Credit card debt has a way of getting out of control. Small balances can quickly become financial burdens when a missed or late payment results in late fees and an increase in the interest rate. One strategy for dealing with this type of problem is to refinance the debt. If you find yourself in this situation, and are looking at ways to pay off your credit card bills, do yourself a favor and keep your eyes averted from your home and your car.
It might be tempting to apply for a loan using your home or car as security. You will generally get a lower interest rate by providing security to the lender than you would with an unsecured loan. However, by giving the lender a security interest in your house or car you are giving them the right to take your property if you default on the loan. Before you use your house or vehicle as collateral, step back and take a hard look at your financial situation. Are your financial troubles the result of bad spending habits? If after reviewing your income and a realistic budget you believe you can afford your house, car and other household expenses, plus a payment associated with a home equity loan or title loan, then taking out a loan to pay off your credit cards may be a good idea.

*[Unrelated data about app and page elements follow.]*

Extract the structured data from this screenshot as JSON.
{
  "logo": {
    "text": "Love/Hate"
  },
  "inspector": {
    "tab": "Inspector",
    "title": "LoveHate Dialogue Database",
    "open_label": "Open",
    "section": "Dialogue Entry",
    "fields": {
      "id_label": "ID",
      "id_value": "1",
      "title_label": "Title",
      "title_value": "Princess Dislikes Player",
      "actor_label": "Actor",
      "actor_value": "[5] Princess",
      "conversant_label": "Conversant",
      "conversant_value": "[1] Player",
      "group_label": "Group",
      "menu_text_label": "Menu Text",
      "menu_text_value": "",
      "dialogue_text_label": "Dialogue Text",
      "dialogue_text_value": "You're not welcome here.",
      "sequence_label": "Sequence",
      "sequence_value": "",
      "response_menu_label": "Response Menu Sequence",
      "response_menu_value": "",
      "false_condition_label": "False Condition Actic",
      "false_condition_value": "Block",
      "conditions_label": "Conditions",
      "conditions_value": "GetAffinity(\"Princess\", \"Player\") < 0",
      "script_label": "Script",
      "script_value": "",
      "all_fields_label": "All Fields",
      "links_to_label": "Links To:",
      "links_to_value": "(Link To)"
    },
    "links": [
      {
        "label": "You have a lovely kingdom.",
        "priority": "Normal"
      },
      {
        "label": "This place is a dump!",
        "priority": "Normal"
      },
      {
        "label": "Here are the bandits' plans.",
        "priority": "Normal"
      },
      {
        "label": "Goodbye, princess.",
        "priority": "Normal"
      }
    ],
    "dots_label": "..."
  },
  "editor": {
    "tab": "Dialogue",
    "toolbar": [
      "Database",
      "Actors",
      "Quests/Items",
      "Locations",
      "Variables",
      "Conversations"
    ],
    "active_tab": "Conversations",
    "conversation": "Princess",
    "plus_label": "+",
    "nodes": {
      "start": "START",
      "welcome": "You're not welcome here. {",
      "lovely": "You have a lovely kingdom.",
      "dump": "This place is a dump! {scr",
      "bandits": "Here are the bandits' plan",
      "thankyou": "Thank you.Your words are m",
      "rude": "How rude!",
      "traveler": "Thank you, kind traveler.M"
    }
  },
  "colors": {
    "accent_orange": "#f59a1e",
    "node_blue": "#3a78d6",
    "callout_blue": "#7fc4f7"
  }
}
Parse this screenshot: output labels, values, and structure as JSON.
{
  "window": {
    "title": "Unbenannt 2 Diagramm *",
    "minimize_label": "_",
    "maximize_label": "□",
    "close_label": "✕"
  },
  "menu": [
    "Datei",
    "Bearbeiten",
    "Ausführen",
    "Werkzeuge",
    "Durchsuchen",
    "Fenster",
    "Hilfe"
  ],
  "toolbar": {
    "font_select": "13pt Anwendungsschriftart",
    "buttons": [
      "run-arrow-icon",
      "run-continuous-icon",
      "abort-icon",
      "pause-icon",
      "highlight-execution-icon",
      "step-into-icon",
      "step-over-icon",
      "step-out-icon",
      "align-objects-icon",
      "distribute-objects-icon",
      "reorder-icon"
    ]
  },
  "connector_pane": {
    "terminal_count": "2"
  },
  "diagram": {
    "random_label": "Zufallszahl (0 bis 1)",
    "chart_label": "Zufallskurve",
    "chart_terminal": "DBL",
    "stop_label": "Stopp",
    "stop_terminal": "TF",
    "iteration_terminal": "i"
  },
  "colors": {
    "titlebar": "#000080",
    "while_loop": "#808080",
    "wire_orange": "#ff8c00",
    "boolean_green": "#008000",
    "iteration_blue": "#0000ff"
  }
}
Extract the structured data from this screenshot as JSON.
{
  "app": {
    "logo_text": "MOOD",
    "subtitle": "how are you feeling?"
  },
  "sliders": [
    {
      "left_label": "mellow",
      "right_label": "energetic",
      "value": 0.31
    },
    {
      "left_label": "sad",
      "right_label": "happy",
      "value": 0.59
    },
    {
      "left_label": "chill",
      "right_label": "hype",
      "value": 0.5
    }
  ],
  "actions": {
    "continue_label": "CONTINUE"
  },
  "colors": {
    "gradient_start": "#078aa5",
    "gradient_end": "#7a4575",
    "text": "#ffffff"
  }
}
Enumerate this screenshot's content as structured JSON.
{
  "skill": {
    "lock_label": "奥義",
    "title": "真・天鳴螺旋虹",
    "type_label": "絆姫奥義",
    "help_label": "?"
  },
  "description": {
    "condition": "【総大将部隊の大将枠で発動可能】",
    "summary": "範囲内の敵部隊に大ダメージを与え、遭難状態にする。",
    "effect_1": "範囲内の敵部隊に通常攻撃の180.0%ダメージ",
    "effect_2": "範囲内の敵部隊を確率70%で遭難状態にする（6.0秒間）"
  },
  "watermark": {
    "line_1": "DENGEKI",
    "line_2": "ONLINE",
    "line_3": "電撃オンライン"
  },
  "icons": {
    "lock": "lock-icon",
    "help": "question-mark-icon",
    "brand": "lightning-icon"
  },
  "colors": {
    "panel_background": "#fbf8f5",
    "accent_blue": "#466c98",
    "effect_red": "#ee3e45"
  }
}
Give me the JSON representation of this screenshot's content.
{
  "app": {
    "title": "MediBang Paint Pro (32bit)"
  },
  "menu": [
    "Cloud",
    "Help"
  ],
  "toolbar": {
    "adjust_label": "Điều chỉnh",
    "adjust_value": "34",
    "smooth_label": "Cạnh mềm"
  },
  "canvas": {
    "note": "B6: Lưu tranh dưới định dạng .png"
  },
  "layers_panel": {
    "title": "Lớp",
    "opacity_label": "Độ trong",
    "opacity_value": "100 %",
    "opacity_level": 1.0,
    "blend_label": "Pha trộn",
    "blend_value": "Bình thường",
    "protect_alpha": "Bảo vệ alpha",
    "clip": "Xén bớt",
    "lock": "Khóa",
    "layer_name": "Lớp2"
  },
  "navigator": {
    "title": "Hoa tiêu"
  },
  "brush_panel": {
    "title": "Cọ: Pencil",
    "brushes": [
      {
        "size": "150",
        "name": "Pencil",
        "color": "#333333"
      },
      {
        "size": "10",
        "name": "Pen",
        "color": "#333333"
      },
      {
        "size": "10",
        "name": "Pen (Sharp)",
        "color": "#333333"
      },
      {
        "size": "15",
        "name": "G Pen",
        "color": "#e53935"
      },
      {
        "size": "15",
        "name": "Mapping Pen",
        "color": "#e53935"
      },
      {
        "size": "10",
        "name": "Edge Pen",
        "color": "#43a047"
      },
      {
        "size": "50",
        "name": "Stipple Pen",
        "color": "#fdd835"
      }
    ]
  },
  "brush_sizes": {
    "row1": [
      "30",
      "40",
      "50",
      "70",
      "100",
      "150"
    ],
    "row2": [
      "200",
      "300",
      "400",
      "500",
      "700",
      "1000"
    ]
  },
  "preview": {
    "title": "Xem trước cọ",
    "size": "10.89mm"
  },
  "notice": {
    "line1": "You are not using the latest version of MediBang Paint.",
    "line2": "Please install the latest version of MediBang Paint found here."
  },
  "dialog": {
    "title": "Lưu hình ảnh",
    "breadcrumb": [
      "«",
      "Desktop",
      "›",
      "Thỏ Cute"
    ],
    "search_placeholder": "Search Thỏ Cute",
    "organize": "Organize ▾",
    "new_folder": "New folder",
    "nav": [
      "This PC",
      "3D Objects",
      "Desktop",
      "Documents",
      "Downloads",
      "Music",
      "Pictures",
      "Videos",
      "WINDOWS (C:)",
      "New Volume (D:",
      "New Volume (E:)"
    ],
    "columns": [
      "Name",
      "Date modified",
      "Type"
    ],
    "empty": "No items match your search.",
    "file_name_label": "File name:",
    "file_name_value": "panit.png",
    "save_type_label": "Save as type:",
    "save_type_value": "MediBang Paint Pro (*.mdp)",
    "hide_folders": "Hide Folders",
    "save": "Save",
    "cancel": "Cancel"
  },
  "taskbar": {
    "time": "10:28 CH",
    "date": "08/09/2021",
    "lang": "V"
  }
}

However, if after reviewing your income and budget, you realize that you don’t earn enough money to meet all of your financial responsibilities, then taking out a home equity loan or title loan is going to cause your home to be foreclosed or your car to be repossessed because eventually you will default on the loan. If you are in this situation, consider ways to reduce your monthly expenses. This may mean selling your home and finding a less expensive place to live or downgrading your vehicle. You are generally better off if you act proactively to resolve your financial situation before you default on your secured loans because it gives you the opportunity to extract any equity from the property rather than losing it to the lender. If after reviewing your financial situation you realize that you cannot afford to repay your debt, consider speaking with a bankruptcy attorney.